Mr. Shaun McAfee, O.P. is the author of Reform Yourself! and other books, is the founder and editor of EpicPew.com, and contributes to many online Catholic resources. He holds a Masters in Dogmatic Theology from Holy Apostles College and Seminary. Shaun has made his temporary profession as a Lay Dominican and temporarily lives in Italy.
It could be an unpopular opinion, but it’s okay to pray for Hugh Hefner’s soul. The man who founded Playboy died on Sept. 27. He’s survived by four children, including Cooper Hefner, who plans to keep his father’s work going.
So the man who became a sexual icon, and built an iconic mansion with many rooms, is preparing in the afterlife to meet the maker of many rooms prepared for those who are faithful (John 14:2).
I see it as a reminder to myself, firstly, about my continual call to be chaste. I do not write this with the assumption that I have done enough to be rewarded. So I must pause before looking to someone like Mr. Hefner with disgust, without looking to my own sinfulness first. “He who is without sin may cast the first stone,” right?
But again, his death is a reminder to me. And I mean this in two senses, the first of which has already been stated: my own inadequacy. But I also consider another angle: what I can learn from someone else’s pattern of sin. The Bible is full of stories of saintly followers of God who demonstrated incredible virtue, and is also filled with depictions of those who made other choices for their eternal life. The New Testament overwhelmingly reminds us that it is wrong to cause others to sin (Romans 14:13-23; 1 Corinthians 8:13; Matthew 18:13). The most chilling of these references comes from the Gospel of Luke when Jesus describes just how bad it will be for those who lead others to sin:

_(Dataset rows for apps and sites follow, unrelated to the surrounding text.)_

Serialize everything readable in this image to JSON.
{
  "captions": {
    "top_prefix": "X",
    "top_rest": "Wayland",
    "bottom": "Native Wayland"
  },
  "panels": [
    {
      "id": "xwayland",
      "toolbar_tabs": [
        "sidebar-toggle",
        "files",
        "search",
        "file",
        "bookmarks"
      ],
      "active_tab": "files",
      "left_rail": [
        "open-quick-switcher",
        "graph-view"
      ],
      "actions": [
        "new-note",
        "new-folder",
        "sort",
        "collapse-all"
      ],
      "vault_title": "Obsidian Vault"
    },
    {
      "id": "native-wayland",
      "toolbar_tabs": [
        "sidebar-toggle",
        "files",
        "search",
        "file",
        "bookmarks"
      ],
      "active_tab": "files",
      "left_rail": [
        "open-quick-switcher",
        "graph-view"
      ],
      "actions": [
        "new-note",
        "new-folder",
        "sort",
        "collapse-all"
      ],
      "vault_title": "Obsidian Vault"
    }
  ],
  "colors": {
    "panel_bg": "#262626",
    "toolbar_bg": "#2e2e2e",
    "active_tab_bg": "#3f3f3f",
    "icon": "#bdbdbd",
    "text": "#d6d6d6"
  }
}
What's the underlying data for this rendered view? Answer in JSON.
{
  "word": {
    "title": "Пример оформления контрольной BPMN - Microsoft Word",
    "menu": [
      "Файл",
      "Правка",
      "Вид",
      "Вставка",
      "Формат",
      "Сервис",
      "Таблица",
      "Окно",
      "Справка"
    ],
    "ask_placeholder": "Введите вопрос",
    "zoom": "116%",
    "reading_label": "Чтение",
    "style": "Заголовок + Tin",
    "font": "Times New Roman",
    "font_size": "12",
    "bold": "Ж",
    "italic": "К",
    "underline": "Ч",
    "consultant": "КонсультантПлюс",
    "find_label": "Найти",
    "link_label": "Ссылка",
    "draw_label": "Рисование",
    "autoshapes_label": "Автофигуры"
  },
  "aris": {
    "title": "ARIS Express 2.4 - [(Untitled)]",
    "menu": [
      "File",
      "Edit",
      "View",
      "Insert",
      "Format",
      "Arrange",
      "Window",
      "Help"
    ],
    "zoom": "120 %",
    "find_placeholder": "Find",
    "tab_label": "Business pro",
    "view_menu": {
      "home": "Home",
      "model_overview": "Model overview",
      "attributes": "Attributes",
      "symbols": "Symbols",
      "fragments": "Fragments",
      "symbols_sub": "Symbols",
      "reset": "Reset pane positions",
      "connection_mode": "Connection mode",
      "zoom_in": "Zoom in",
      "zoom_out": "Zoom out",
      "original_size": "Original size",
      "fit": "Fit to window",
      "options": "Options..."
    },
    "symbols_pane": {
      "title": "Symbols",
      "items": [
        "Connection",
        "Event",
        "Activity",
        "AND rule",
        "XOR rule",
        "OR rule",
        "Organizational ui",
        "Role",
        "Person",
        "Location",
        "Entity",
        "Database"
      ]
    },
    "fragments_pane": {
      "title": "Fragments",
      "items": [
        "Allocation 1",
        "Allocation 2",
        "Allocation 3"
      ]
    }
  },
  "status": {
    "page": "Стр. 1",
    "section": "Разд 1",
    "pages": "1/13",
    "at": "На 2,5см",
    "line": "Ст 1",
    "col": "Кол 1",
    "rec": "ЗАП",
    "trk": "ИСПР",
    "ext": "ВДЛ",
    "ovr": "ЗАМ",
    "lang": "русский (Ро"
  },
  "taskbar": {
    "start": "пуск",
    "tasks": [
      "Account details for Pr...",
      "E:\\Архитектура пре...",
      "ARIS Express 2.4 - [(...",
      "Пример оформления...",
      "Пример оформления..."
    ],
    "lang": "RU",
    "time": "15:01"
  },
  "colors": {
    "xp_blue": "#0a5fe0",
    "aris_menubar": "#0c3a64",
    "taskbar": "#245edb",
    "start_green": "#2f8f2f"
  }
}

Jesus said to his disciples: “Things that cause people to stumble are bound to come, but woe to anyone through whom they come. It would be better for them to be thrown into the sea with a millstone tied around their neck than to cause one of these little ones to stumble. So watch yourselves.

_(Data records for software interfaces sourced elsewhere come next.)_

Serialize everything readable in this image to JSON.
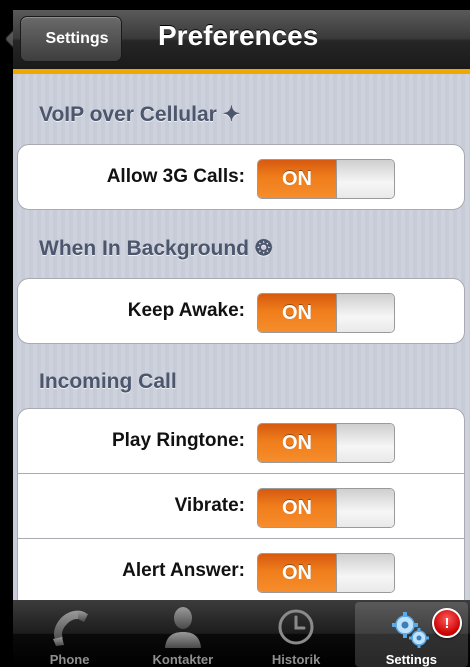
{
  "navbar": {
    "back_label": "Settings",
    "title": "Preferences"
  },
  "sections": [
    {
      "title": "VoIP over Cellular ✦",
      "rows": [
        {
          "label": "Allow 3G Calls:",
          "toggle": "ON"
        }
      ]
    },
    {
      "title": "When In Background ❂",
      "rows": [
        {
          "label": "Keep Awake:",
          "toggle": "ON"
        }
      ]
    },
    {
      "title": "Incoming Call",
      "rows": [
        {
          "label": "Play Ringtone:",
          "toggle": "ON"
        },
        {
          "label": "Vibrate:",
          "toggle": "ON"
        },
        {
          "label": "Alert Answer:",
          "toggle": "ON"
        }
      ]
    }
  ],
  "tabbar": {
    "tabs": [
      {
        "label": "Phone",
        "icon": "phone-icon"
      },
      {
        "label": "Kontakter",
        "icon": "contact-icon"
      },
      {
        "label": "Historik",
        "icon": "clock-icon"
      },
      {
        "label": "Settings",
        "icon": "gears-icon",
        "badge": "!"
      }
    ],
    "active": "Settings"
  },
  "colors": {
    "accent": "#f0a800",
    "toggle_on": "#f07d1b",
    "section_text": "#4c566c"
  }
}
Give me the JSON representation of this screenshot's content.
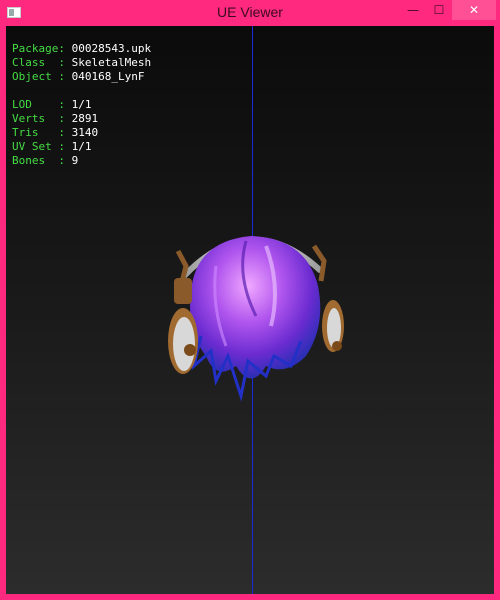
{
  "window": {
    "title": "UE Viewer"
  },
  "controls": {
    "minimize": "—",
    "maximize": "☐",
    "close": "✕"
  },
  "info": {
    "package_label": "Package:",
    "package": "00028543.upk",
    "class_label": "Class  :",
    "class": "SkeletalMesh",
    "object_label": "Object :",
    "object": "040168_LynF",
    "lod_label": "LOD    :",
    "lod": "1/1",
    "verts_label": "Verts  :",
    "verts": "2891",
    "tris_label": "Tris   :",
    "tris": "3140",
    "uvset_label": "UV Set :",
    "uvset": "1/1",
    "bones_label": "Bones  :",
    "bones": "9"
  },
  "colors": {
    "frame": "#ff2a7f",
    "label": "#44dd44",
    "axis": "#1a2bd6"
  }
}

“If your brother or sister sins against you, rebuke them; and if they repent, forgive them. Even if they sin against you seven times in a day and seven times come back to you saying ‘I repent,’ you must forgive them” (17:1-4).
The warning about causing others to fall into sin is especially important. There are many dimensions to be aware of here—mainly, that we must accept personal responsibility for sin, and that responsibility for sin can be shared by others. These two are constantly feeding from one another: If we sin through the cause of others, we must repent for that, but when others cause us to sin, we must repent more. The level of personal responsibility that one must accept here is flattening, because we might be responsible for numerous habitual sins of others—like creators of pornography, like Hugh Hefner.

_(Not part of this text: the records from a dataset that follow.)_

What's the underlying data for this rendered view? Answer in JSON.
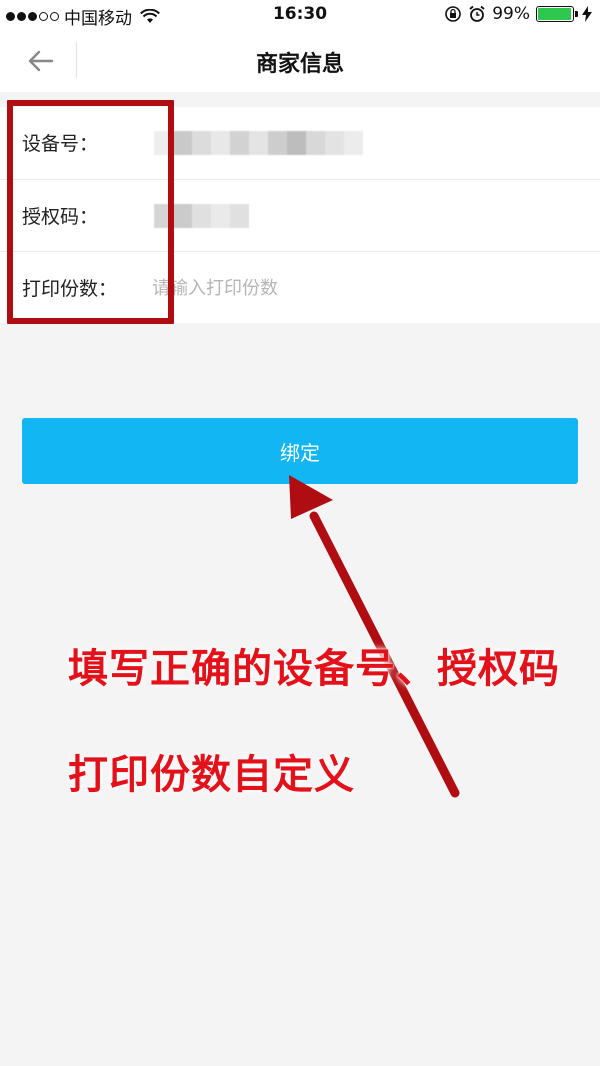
{
  "status_bar": {
    "carrier": "中国移动",
    "time": "16:30",
    "battery_percent": "99%",
    "battery_level": 0.99,
    "icons": [
      "signal-dots-icon",
      "wifi-icon",
      "rotation-lock-icon",
      "alarm-icon",
      "battery-icon",
      "charging-icon"
    ]
  },
  "nav": {
    "title": "商家信息",
    "back_icon": "arrow-left-icon"
  },
  "form": {
    "rows": [
      {
        "label": "设备号：",
        "value_masked": true
      },
      {
        "label": "授权码：",
        "value_masked": true
      },
      {
        "label": "打印份数：",
        "value": "",
        "placeholder": "请输入打印份数"
      }
    ]
  },
  "bind_button": {
    "label": "绑定"
  },
  "annotation": {
    "line1": "填写正确的设备号、授权码",
    "line2": "打印份数自定义",
    "color": "#e3111a",
    "box_color": "#b00d12"
  },
  "colors": {
    "accent": "#12b6f3",
    "background": "#f4f4f4",
    "battery": "#2dc84d"
  }
}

The rest of the passage is equally important. First of all, and most of all, all sins are forgivable (with the exception of the unforgivable sin in Mark 3:22-30). We are the servants of an unfathomably merciful God, and nobody’s sin is too much for his grace, will and power. If God is requiring that, at any point, we must forgive someone who repents to us, you can be completely secure in your confidence that God will do the same to anyone—ANYONE—who repents to him. And that’s encouraging.
Am I revolted by Hugh Hefner’s work? No. I’m nauseated and disgusted. But do I think I’m beyond the moral and spiritual maturity required to pray for him? Not in the least. If I think highly of myself at all, it’s only because of the God whom I serve.
He is bigger: “Behold, I am the Lord, the God of all flesh; is anything too hard for me? (Jeremiah 32:27).
He is smarter than I am: “For my thoughts are not your thoughts, neither are your ways my ways, says the Lord. For as the heavens are higher than the earth, so are my ways higher than your ways and my thoughts than your thoughts” (Isaiah 55:8-9).
His understanding is “unsearchable” and “beyond measure” (Isaiah 40:28; Psalm 147:5).
Mr. Hefner’s death is a little sad to me, mostly because of the tremendous effect he left on our culture. But, his death is also a reminder to me that I still must strive for the cross, to be chaste and holy as I am called (1 Peter 1:15).
Nevertheless, I am filled with the reasonable hope of salvation for everyone. No, I am not a universalist, but I do believe that the hope that is in me is universally applicable to every sinner: we have a God who forgives the repentant. And so, I will pray for Hugh Hefner, because if he enters the kingdom, it won’t be the same Hefner that lived 91 years on this earth.
His death should prompt us all to this prayer, and an act for ourselves: If you’ve been away from the sacrament of confession for any extended time and have unconfessed sins, to include the times you might have caused others to sin, I recommend and earnestly urge you to go to confession very soon.